◆ ACTIVITY
Skip the pictures. Give all the data again exactly.

◆ Records from a dataset

+===+

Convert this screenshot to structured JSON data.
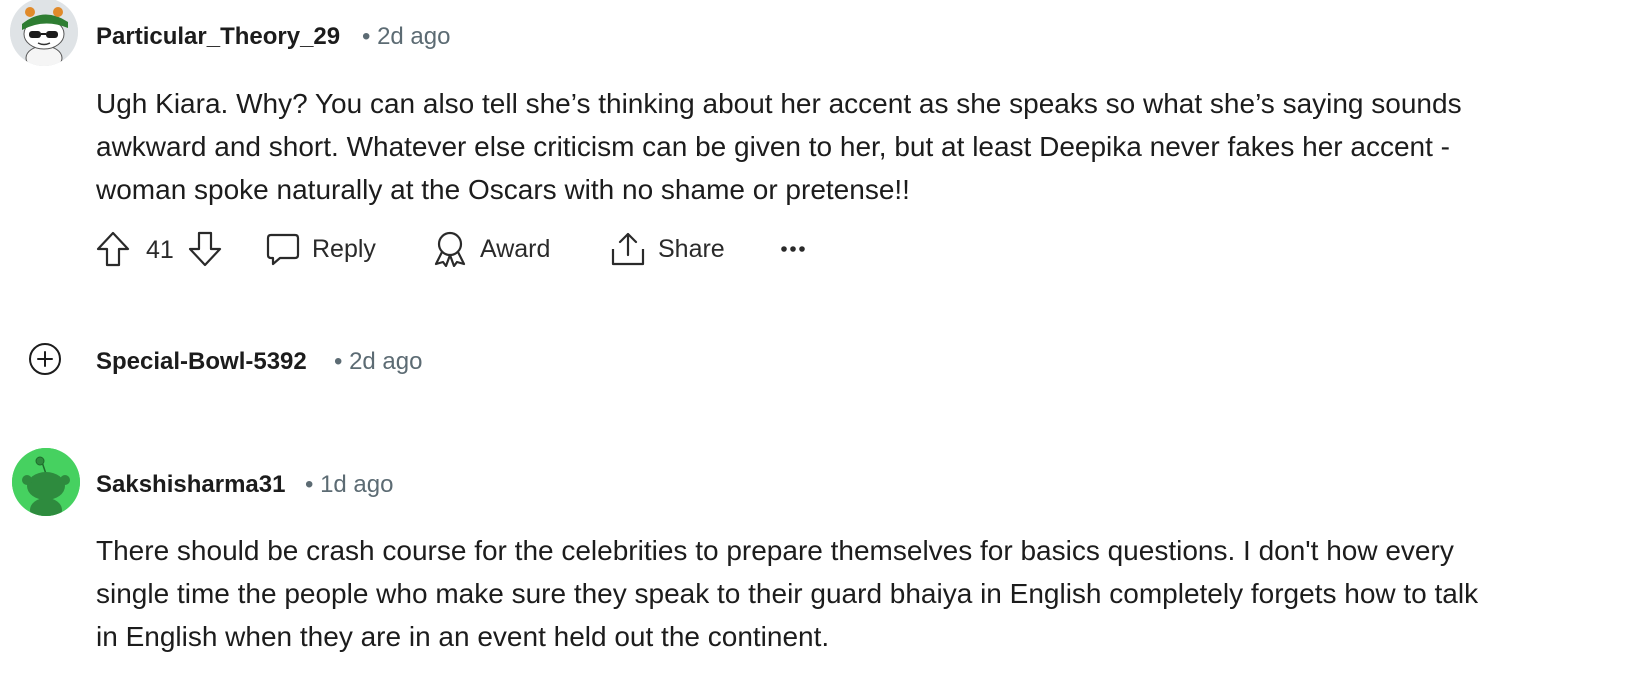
{
  "comments": [
    {
      "username": "Particular_Theory_29",
      "time": "• 2d ago",
      "lines": [
        "Ugh Kiara. Why? You can also tell she’s thinking about her accent as she speaks so what she’s saying sounds",
        "awkward and short. Whatever else criticism can be given to her, but at least Deepika never fakes her accent -",
        "woman spoke naturally at the Oscars with no shame or pretense!!"
      ],
      "score": "41",
      "reply_label": "Reply",
      "award_label": "Award",
      "share_label": "Share"
    },
    {
      "username": "Special-Bowl-5392",
      "time": "• 2d ago",
      "collapsed": true
    },
    {
      "username": "Sakshisharma31",
      "time": "• 1d ago",
      "lines": [
        "There should be crash course for the celebrities to prepare themselves for basics questions. I don't how every",
        "single time the people who make sure they speak to their guard bhaiya in English completely forgets how to talk",
        "in English when they are in an event held out the continent."
      ]
    }
  ],
  "icons": {
    "upvote": "arrow-up-icon",
    "downvote": "arrow-down-icon",
    "reply": "speech-bubble-icon",
    "award": "award-ribbon-icon",
    "share": "share-upload-icon",
    "more": "ellipsis-icon",
    "expand": "plus-circle-icon"
  },
  "colors": {
    "meta_gray": "#5c6b73",
    "avatar_green": "#46d160"
  }
}
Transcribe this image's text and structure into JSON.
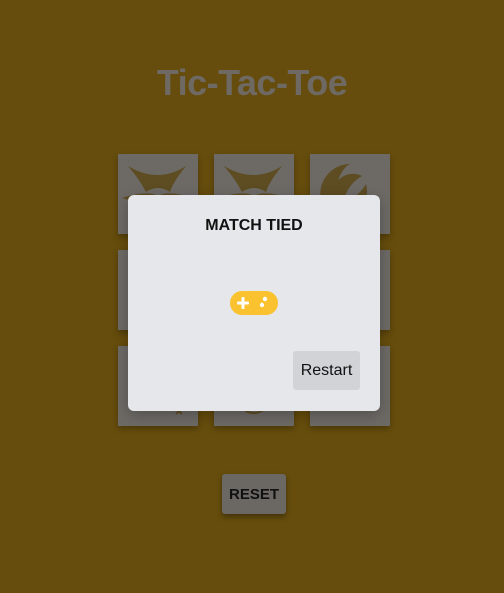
{
  "app": {
    "title": "Tic-Tac-Toe"
  },
  "board": {
    "cells": [
      {
        "index": 0,
        "mark": "x"
      },
      {
        "index": 1,
        "mark": "x"
      },
      {
        "index": 2,
        "mark": "o"
      },
      {
        "index": 3,
        "mark": ""
      },
      {
        "index": 4,
        "mark": ""
      },
      {
        "index": 5,
        "mark": ""
      },
      {
        "index": 6,
        "mark": "x"
      },
      {
        "index": 7,
        "mark": "o"
      },
      {
        "index": 8,
        "mark": "x"
      }
    ]
  },
  "controls": {
    "reset_label": "RESET"
  },
  "modal": {
    "title": "MATCH TIED",
    "icon": "gamepad-icon",
    "restart_label": "Restart"
  },
  "colors": {
    "background": "#664d0d",
    "title": "#6e6a63",
    "cell": "#6d6a66",
    "mark": "#5a4a25",
    "modal": "#e6e7ea",
    "icon": "#f9c22e"
  }
}
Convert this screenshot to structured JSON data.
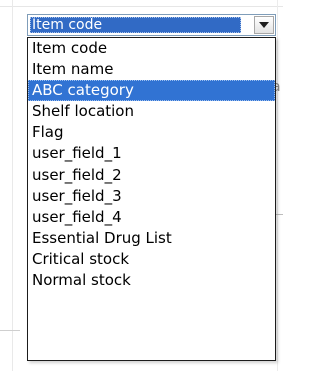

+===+

◆ ANSWER BOX
Convert this screenshot to structured JSON data.
{
  "comments": [
    {
      "username": "Particular_Theory_29",
      "time": "• 2d ago",
      "lines": [
        "Ugh Kiara. Why? You can also tell she’s thinking about her accent as she speaks so what she’s saying sounds",
        "awkward and short. Whatever else criticism can be given to her, but at least Deepika never fakes her accent -",
        "woman spoke naturally at the Oscars with no shame or pretense!!"
      ],
      "score": "41",
      "reply_label": "Reply",
      "award_label": "Award",
      "share_label": "Share"
    },
    {
      "username": "Special-Bowl-5392",
      "time": "• 2d ago",
      "collapsed": true
    },
    {
      "username": "Sakshisharma31",
      "time": "• 1d ago",
      "lines": [
        "There should be crash course for the celebrities to prepare themselves for basics questions. I don't how every",
        "single time the people who make sure they speak to their guard bhaiya in English completely forgets how to talk",
        "in English when they are in an event held out the continent."
      ]
    }
  ],
  "icons": {
    "upvote": "arrow-up-icon",
    "downvote": "arrow-down-icon",
    "reply": "speech-bubble-icon",
    "award": "award-ribbon-icon",
    "share": "share-upload-icon",
    "more": "ellipsis-icon",
    "expand": "plus-circle-icon"
  },
  "colors": {
    "meta_gray": "#5c6b73",
    "avatar_green": "#46d160"
  }
}
Transcribe this image's text and structure into JSON.
{
  "app": {
    "title": "Tic-Tac-Toe"
  },
  "board": {
    "cells": [
      {
        "index": 0,
        "mark": "x"
      },
      {
        "index": 1,
        "mark": "x"
      },
      {
        "index": 2,
        "mark": "o"
      },
      {
        "index": 3,
        "mark": ""
      },
      {
        "index": 4,
        "mark": ""
      },
      {
        "index": 5,
        "mark": ""
      },
      {
        "index": 6,
        "mark": "x"
      },
      {
        "index": 7,
        "mark": "o"
      },
      {
        "index": 8,
        "mark": "x"
      }
    ]
  },
  "controls": {
    "reset_label": "RESET"
  },
  "modal": {
    "title": "MATCH TIED",
    "icon": "gamepad-icon",
    "restart_label": "Restart"
  },
  "colors": {
    "background": "#664d0d",
    "title": "#6e6a63",
    "cell": "#6d6a66",
    "mark": "#5a4a25",
    "modal": "#e6e7ea",
    "icon": "#f9c22e"
  }
}
Convert this screenshot to structured JSON data.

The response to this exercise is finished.